Home | News    Saturday 12 April 2008

Bor County officials threaten boycott to Sudan’s census

By Philip Thon Aleu

April 11, 2008 (BOR, Jonglei) — Officials trained to carry out the fifth Sudan’s Population and Housing Census in Bor County, scares Jonglei state director Friday April 11 that they will not go to the fields (counting sites) till contract forms are filled at the County’s headquarters Bor town.

State director promised complete solution to the crisis in 14 hours and “all shall be done by 8:00 am tomorrow (Saturday April 12).”

The group of enumerators- and the majority, claims the state census officials are creating room to cheat them “despite the fact that this exercise is fully financed by Sudan government” and internationally valued.

“You can’t start work without knowing what to sleep on? What to eat? How much to get at the end of the exercise?” Thon Nhial, the head of 216 enumerators for Bor County demanded the State director to explain the circumstances surrounding these processes. “Time to serve the nation free of charge has ended,” he added. “Unless these issues are correctly dealt with, we shall not go to the fields,” the shouted in murmurs supporting their representatives.

Bor County enumerators accused the high ranking at County level of under paying them during last week’s training that surged lost of confidence. The officials in question include field officers, coordinators and field supervisors who controlled monetary issues and senior in the ranks.

They denied any wrong doing.

“Who was not given his or her daily allowances?” Ayuen David, a coordinator, posed a defending to the enumerators but his argument fall on deaf hears. Jonglei State director for statistical commission Thiong Akuei eased tension when he connected the group (enumerators) to the headquarters in Juba. “I can’t tell you much to get at the end of the census but be sure that a plane is landing tomorrow at 8:00 am in Bor,” Southern Sudan coordinator for census commission in Juba, Philip Dau reportedly told chief enumerator Thon Nhial through phone.

This crisis tension is a mere beginning of problems, the director says. “There are many challenges like lack of tents, rains, roads inaccessibility, mosquitoes and distance,” Akuei told reporters at his office shortly after the tension was eased. Jonglei and government of southern Sudan are about to be defeated by these challenges, he says but maintained that all is still within their power ability.

Meanwhile, Pibor County (part of Jonglei state) census officials successfully reached to the fields Wednesday April 10 after their materials and man power was availed from Central Equatoria State (ECS). The county’s census is boasted by South Sudan government, Director Akuei says. “It is the only county with eleven cars. Other Jonglei counties have one each and others like KorKulos have none at all,” he said.

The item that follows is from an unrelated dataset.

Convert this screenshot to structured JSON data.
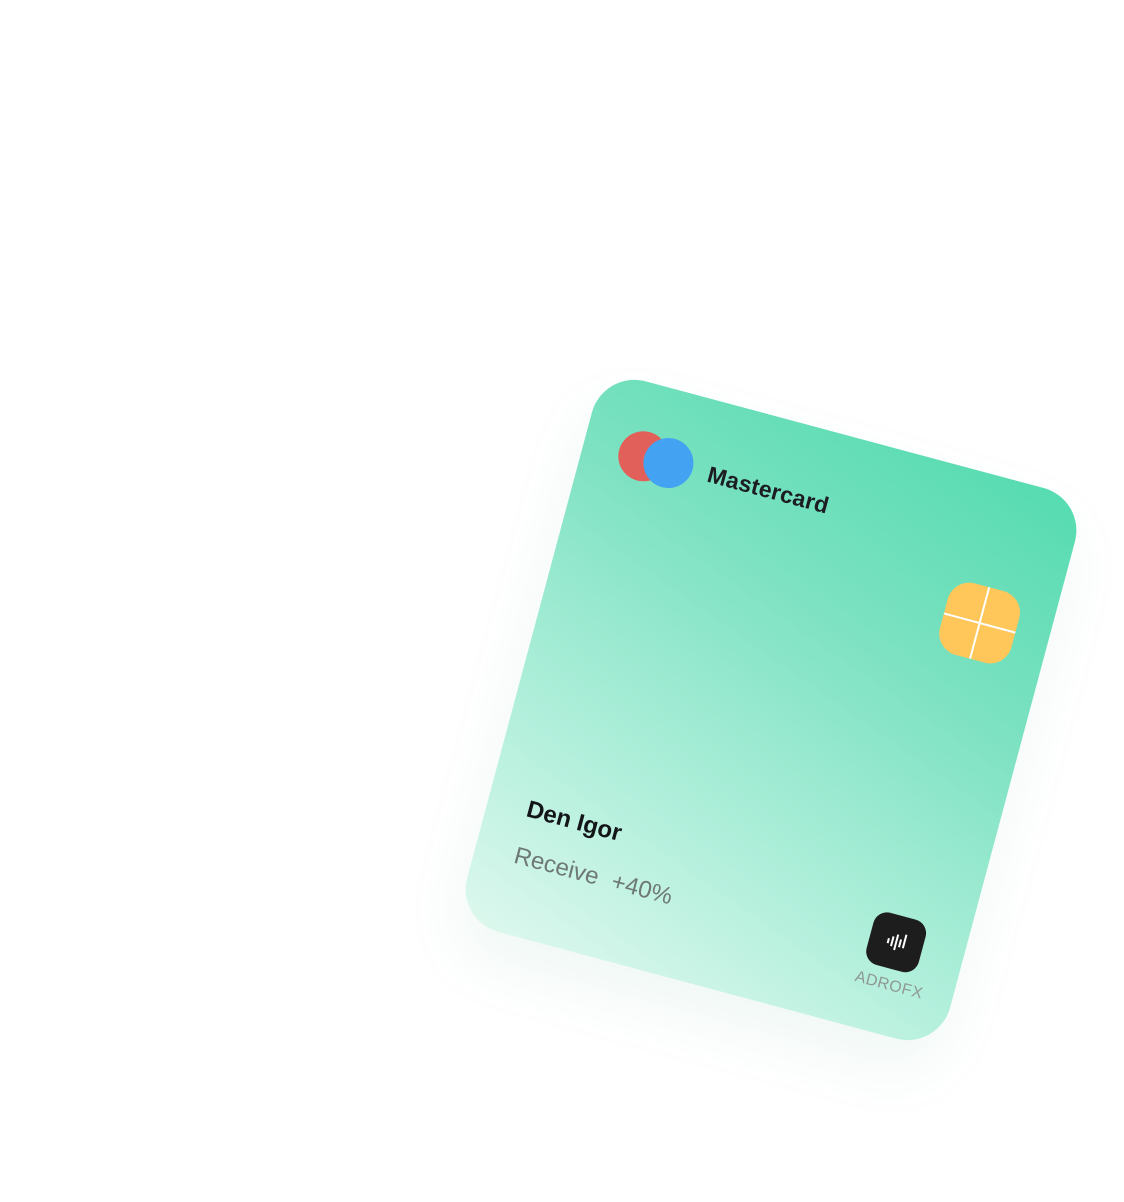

256 enumerators, 53 supervisors, 5 field officers and 1 coordinator; all ECS citizens are due to start census in the most nomadic - and feared volatile area in Jonglei in three days time.

The Eastern Equartorains will face language problem and food equipments, analysts predict. Pibor authorities refused census from Jonglei state claiming being “enemies on the line.” The November 2007 mobs in Bor town, where four Murle tribesmen are said to have perished stealthily distance Pibor County from Jonglei administration.

However, members of Jonglei state assembly and state ministers – born from Murle, resumed government positions after the exit of former governor Philip Thon Leek and receiving assurance of safety from Governor Kuol Manyang in December 2007.

All has not completely smoothened relationships between Murle and Bor where the state headquarters is based. Pibor authorities forth trained census officials in Yei (ECS). Bor county census says Jonglei or government of southern Sudan doubt standardized Pibor and less attentive to their equipments, a tool used to cause today’s boycott threats.